*Information*.
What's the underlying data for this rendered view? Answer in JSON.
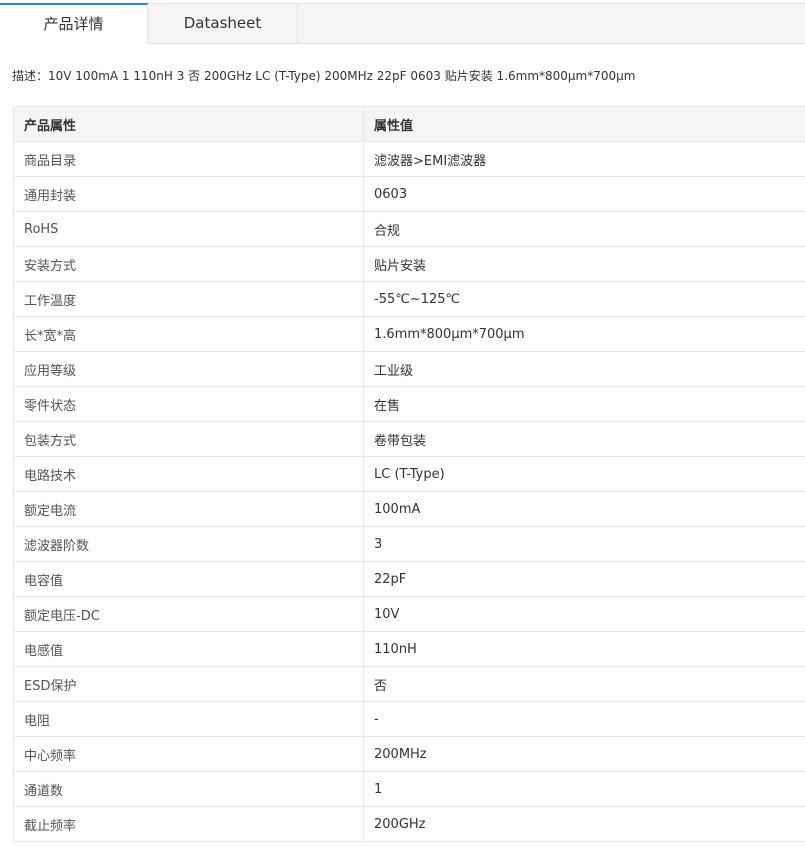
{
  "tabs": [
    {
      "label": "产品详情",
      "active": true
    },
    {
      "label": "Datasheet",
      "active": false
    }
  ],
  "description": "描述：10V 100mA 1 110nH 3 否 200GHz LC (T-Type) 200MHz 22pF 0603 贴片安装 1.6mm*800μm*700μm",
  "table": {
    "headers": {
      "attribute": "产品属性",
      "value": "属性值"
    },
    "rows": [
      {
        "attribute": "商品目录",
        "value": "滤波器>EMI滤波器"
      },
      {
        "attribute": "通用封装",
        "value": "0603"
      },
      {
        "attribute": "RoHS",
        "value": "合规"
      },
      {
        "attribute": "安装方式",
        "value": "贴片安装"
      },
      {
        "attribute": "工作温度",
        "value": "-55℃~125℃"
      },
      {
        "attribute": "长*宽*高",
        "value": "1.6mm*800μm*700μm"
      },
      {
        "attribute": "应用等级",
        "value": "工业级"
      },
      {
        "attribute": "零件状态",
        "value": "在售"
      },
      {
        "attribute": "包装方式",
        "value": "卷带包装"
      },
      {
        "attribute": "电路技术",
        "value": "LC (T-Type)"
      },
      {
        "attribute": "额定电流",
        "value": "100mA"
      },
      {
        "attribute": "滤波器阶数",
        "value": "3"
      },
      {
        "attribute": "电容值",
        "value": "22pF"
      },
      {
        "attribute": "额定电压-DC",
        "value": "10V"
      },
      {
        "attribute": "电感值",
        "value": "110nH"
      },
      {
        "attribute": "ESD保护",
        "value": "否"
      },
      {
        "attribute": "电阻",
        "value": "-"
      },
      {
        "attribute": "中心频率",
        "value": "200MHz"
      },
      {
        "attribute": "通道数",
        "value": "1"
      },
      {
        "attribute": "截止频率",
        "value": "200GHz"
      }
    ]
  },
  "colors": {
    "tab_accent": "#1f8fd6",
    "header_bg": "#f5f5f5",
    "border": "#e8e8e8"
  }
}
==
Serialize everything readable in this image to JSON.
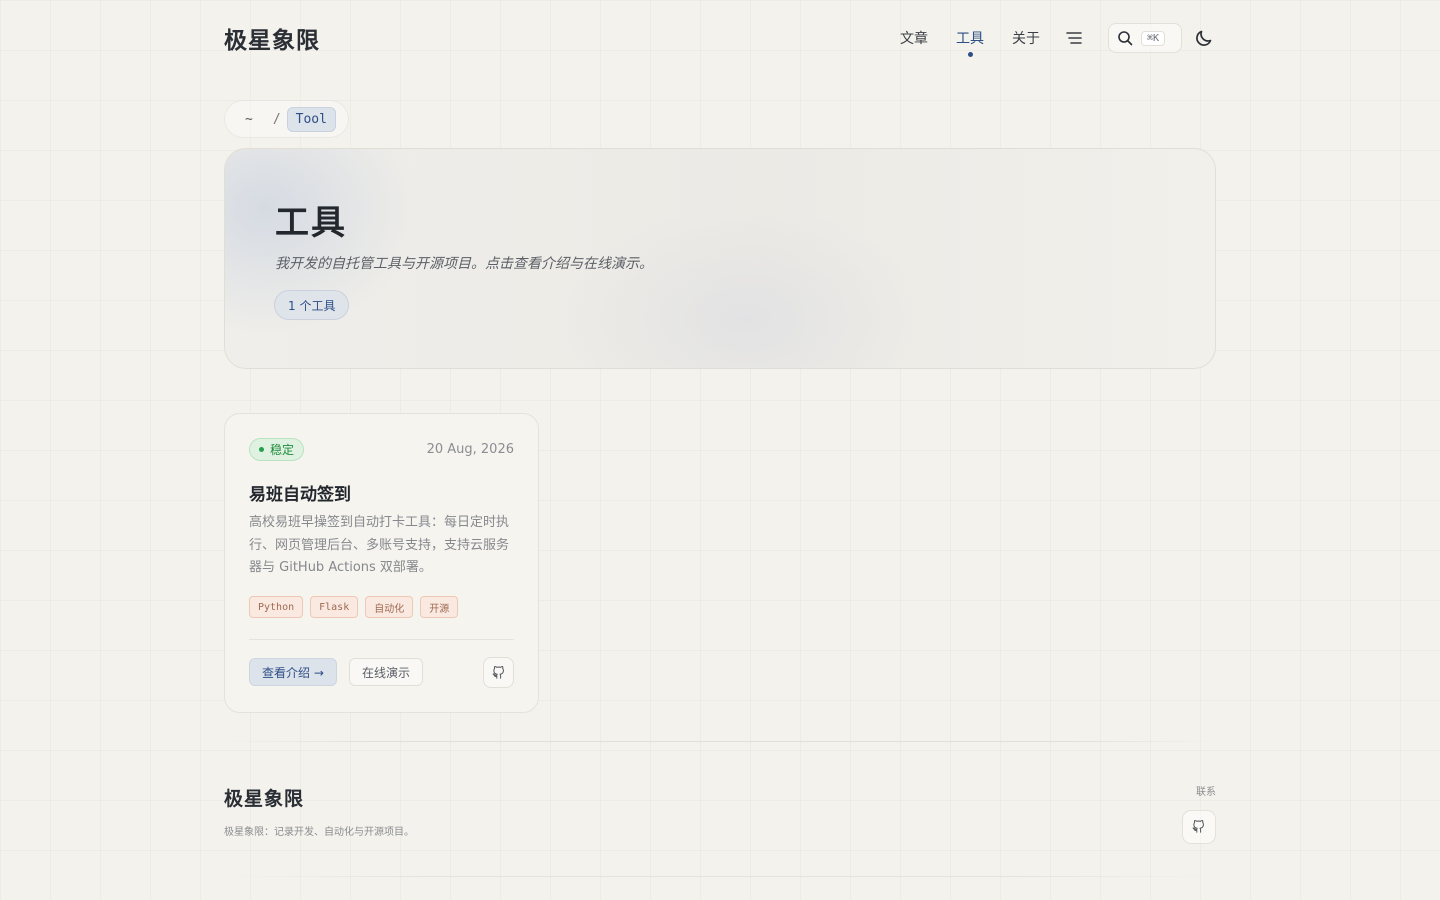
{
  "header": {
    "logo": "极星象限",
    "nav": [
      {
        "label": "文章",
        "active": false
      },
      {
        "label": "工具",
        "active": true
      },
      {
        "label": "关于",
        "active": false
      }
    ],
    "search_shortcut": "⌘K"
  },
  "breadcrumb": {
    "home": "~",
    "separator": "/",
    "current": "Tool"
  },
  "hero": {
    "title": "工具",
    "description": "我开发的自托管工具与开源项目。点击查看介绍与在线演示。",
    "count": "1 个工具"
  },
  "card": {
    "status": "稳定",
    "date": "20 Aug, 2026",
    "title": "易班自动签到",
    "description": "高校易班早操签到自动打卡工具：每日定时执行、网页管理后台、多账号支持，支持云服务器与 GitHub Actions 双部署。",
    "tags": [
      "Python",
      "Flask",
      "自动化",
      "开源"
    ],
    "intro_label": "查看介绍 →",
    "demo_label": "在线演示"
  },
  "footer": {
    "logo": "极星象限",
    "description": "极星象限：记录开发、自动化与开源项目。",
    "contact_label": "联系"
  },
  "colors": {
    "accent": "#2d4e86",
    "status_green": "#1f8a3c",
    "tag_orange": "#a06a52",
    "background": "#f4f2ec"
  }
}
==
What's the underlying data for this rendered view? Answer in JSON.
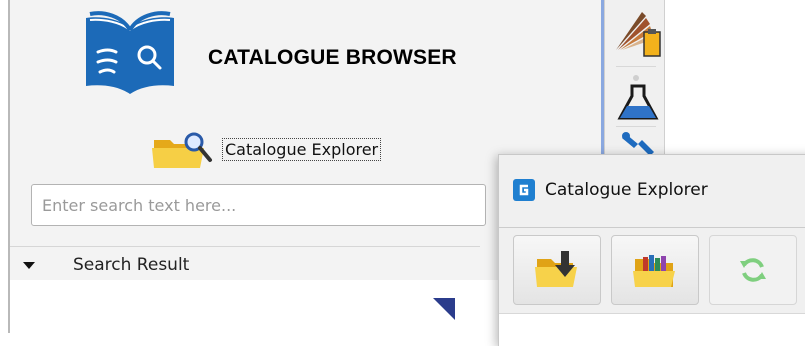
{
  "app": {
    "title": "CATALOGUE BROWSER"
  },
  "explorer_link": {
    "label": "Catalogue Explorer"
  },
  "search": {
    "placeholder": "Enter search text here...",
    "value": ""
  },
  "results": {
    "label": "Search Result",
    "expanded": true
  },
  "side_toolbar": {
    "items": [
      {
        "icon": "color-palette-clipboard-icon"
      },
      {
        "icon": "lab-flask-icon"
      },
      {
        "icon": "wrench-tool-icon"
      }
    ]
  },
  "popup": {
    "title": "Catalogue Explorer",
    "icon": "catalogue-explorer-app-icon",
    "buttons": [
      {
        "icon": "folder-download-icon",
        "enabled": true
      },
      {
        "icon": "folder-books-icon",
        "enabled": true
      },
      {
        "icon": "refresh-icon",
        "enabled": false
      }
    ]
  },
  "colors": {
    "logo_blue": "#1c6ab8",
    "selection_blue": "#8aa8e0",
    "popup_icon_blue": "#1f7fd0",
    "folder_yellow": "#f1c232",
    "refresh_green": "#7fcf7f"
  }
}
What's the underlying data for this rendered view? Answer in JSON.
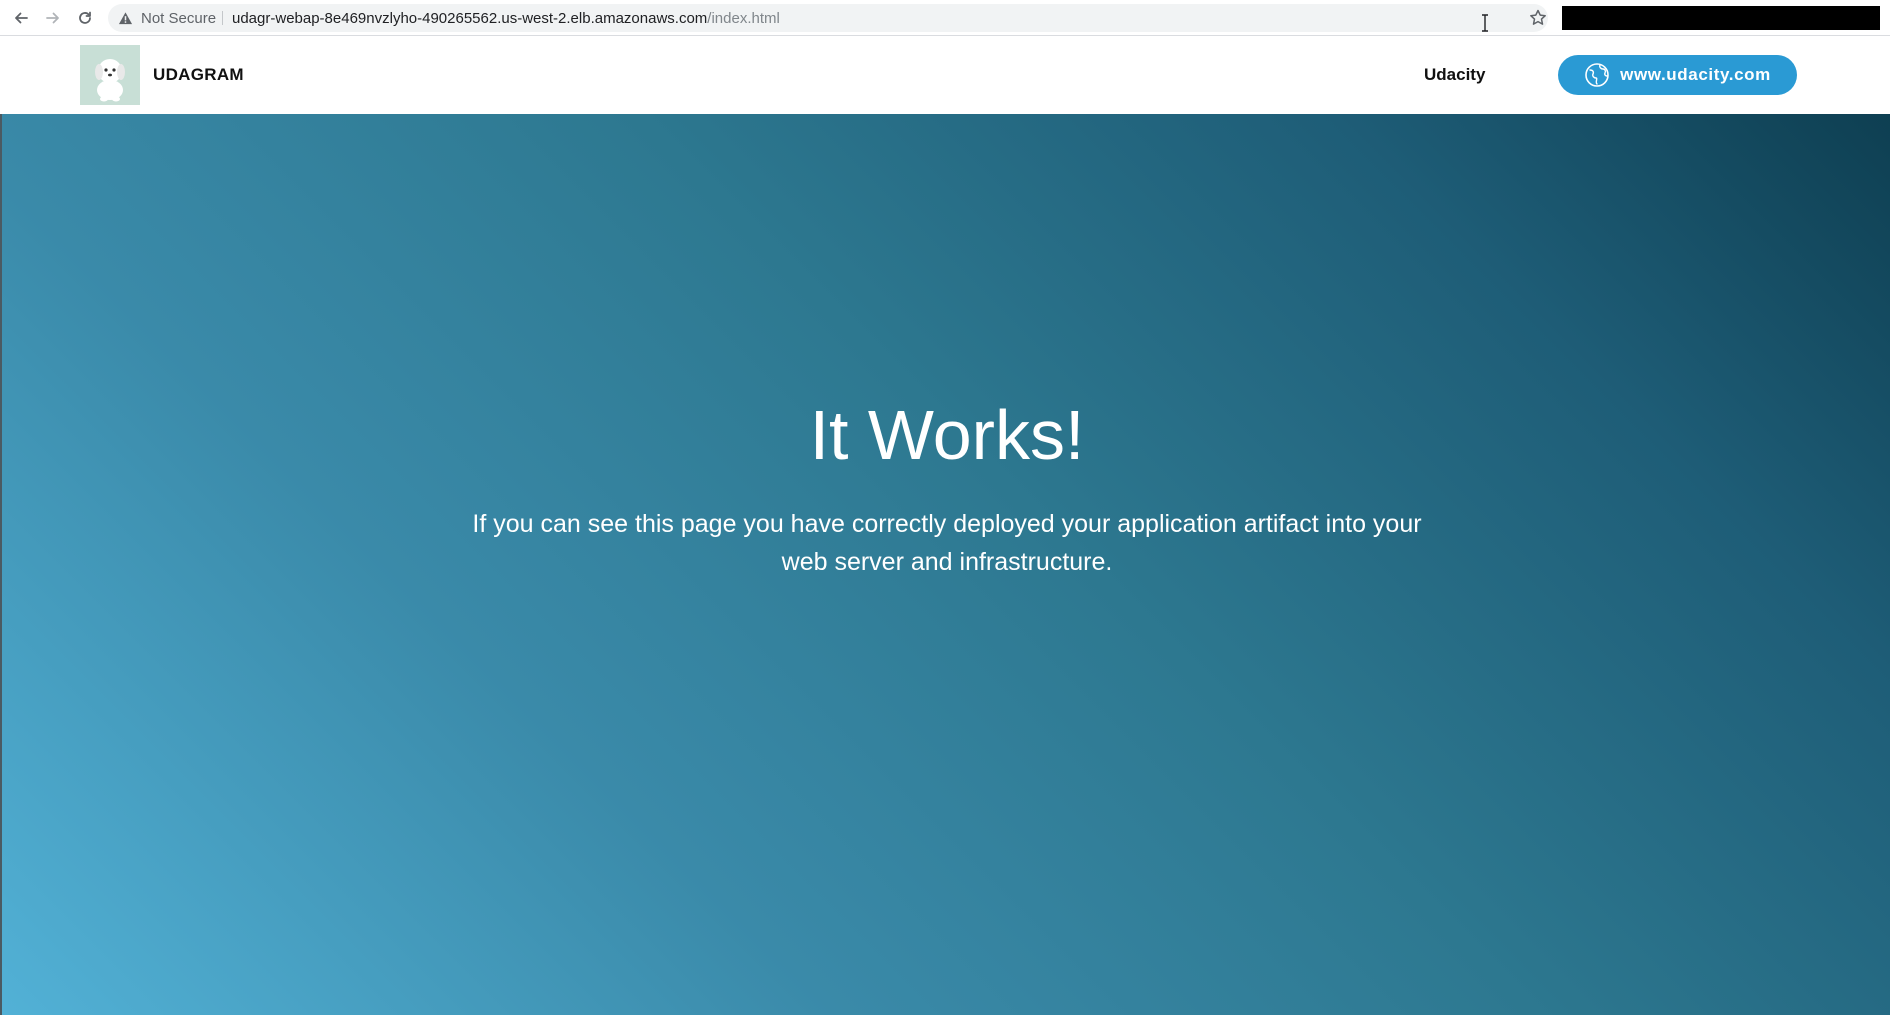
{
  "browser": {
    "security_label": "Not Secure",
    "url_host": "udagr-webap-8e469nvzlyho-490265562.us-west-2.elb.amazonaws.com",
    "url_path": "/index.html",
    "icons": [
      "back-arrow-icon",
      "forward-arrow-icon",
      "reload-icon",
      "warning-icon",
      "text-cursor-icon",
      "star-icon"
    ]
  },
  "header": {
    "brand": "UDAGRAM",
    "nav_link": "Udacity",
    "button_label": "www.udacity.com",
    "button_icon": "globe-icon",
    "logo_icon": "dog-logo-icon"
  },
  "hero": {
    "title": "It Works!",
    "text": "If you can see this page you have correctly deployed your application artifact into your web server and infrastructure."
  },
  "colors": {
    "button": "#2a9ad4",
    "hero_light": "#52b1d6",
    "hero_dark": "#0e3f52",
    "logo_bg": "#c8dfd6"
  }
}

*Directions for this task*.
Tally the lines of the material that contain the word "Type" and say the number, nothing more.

*Solution*.
2